----- EXERCISE DATA -----
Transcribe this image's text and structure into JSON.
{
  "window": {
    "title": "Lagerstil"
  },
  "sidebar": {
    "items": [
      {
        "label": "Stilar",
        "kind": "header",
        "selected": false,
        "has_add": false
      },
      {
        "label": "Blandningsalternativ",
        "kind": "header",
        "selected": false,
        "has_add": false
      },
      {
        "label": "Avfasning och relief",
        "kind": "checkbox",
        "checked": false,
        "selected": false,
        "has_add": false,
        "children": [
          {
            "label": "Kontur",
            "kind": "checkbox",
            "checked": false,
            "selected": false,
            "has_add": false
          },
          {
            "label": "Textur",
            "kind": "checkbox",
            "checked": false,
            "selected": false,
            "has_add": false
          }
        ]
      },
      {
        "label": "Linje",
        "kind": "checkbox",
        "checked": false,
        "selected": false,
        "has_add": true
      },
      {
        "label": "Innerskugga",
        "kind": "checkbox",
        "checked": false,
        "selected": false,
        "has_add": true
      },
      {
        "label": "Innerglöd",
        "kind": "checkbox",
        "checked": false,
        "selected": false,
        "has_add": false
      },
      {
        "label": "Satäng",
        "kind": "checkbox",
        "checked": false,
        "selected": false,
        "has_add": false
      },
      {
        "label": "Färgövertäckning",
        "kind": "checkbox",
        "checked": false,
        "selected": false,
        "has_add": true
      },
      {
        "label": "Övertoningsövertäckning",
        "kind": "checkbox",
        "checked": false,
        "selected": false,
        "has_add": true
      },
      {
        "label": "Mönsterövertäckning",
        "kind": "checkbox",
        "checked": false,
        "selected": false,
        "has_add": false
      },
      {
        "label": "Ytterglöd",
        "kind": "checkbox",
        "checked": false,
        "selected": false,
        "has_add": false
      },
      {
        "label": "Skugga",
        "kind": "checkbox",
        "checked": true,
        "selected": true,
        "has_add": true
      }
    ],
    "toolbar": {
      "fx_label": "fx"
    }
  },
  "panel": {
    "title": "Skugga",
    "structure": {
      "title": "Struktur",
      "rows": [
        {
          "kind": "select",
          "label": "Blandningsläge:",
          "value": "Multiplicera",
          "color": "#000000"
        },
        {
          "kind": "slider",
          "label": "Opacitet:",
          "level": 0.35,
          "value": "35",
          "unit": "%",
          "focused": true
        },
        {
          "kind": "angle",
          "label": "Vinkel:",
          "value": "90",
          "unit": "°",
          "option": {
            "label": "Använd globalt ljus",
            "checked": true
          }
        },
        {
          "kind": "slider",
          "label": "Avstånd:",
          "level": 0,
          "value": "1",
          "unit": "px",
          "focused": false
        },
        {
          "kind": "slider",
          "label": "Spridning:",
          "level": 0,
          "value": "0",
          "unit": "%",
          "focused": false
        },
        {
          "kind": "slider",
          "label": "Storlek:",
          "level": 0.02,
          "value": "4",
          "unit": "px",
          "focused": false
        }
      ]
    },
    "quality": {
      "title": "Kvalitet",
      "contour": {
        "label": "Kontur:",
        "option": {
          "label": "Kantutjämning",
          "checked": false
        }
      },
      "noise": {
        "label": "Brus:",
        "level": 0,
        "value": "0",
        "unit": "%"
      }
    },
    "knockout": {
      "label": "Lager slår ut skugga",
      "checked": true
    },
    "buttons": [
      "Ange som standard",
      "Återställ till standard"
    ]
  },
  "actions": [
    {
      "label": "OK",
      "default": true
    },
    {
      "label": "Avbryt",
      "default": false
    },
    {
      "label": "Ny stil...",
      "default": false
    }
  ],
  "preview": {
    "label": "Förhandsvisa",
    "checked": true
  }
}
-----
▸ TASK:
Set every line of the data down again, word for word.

▸ TASK RESPONSE:
Transcribe this image's text and structure into JSON.
{
  "window": {
    "title": "Lagerstil"
  },
  "sidebar": {
    "items": [
      {
        "label": "Stilar",
        "kind": "header",
        "selected": false,
        "has_add": false
      },
      {
        "label": "Blandningsalternativ",
        "kind": "header",
        "selected": false,
        "has_add": false
      },
      {
        "label": "Avfasning och relief",
        "kind": "checkbox",
        "checked": false,
        "selected": false,
        "has_add": false,
        "children": [
          {
            "label": "Kontur",
            "kind": "checkbox",
            "checked": false,
            "selected": false,
            "has_add": false
          },
          {
            "label": "Textur",
            "kind": "checkbox",
            "checked": false,
            "selected": false,
            "has_add": false
          }
        ]
      },
      {
        "label": "Linje",
        "kind": "checkbox",
        "checked": false,
        "selected": false,
        "has_add": true
      },
      {
        "label": "Innerskugga",
        "kind": "checkbox",
        "checked": false,
        "selected": false,
        "has_add": true
      },
      {
        "label": "Innerglöd",
        "kind": "checkbox",
        "checked": false,
        "selected": false,
        "has_add": false
      },
      {
        "label": "Satäng",
        "kind": "checkbox",
        "checked": false,
        "selected": false,
        "has_add": false
      },
      {
        "label": "Färgövertäckning",
        "kind": "checkbox",
        "checked": false,
        "selected": false,
        "has_add": true
      },
      {
        "label": "Övertoningsövertäckning",
        "kind": "checkbox",
        "checked": false,
        "selected": false,
        "has_add": true
      },
      {
        "label": "Mönsterövertäckning",
        "kind": "checkbox",
        "checked": false,
        "selected": false,
        "has_add": false
      },
      {
        "label": "Ytterglöd",
        "kind": "checkbox",
        "checked": false,
        "selected": false,
        "has_add": false
      },
      {
        "label": "Skugga",
        "kind": "checkbox",
        "checked": true,
        "selected": true,
        "has_add": true
      }
    ],
    "toolbar": {
      "fx_label": "fx"
    }
  },
  "panel": {
    "title": "Skugga",
    "structure": {
      "title": "Struktur",
      "rows": [
        {
          "kind": "select",
          "label": "Blandningsläge:",
          "value": "Multiplicera",
          "color": "#000000"
        },
        {
          "kind": "slider",
          "label": "Opacitet:",
          "level": 0.35,
          "value": "35",
          "unit": "%",
          "focused": true
        },
        {
          "kind": "angle",
          "label": "Vinkel:",
          "value": "90",
          "unit": "°",
          "option": {
            "label": "Använd globalt ljus",
            "checked": true
          }
        },
        {
          "kind": "slider",
          "label": "Avstånd:",
          "level": 0,
          "value": "1",
          "unit": "px",
          "focused": false
        },
        {
          "kind": "slider",
          "label": "Spridning:",
          "level": 0,
          "value": "0",
          "unit": "%",
          "focused": false
        },
        {
          "kind": "slider",
          "label": "Storlek:",
          "level": 0.02,
          "value": "4",
          "unit": "px",
          "focused": false
        }
      ]
    },
    "quality": {
      "title": "Kvalitet",
      "contour": {
        "label": "Kontur:",
        "option": {
          "label": "Kantutjämning",
          "checked": false
        }
      },
      "noise": {
        "label": "Brus:",
        "level": 0,
        "value": "0",
        "unit": "%"
      }
    },
    "knockout": {
      "label": "Lager slår ut skugga",
      "checked": true
    },
    "buttons": [
      "Ange som standard",
      "Återställ till standard"
    ]
  },
  "actions": [
    {
      "label": "OK",
      "default": true
    },
    {
      "label": "Avbryt",
      "default": false
    },
    {
      "label": "Ny stil...",
      "default": false
    }
  ],
  "preview": {
    "label": "Förhandsvisa",
    "checked": true
  }
}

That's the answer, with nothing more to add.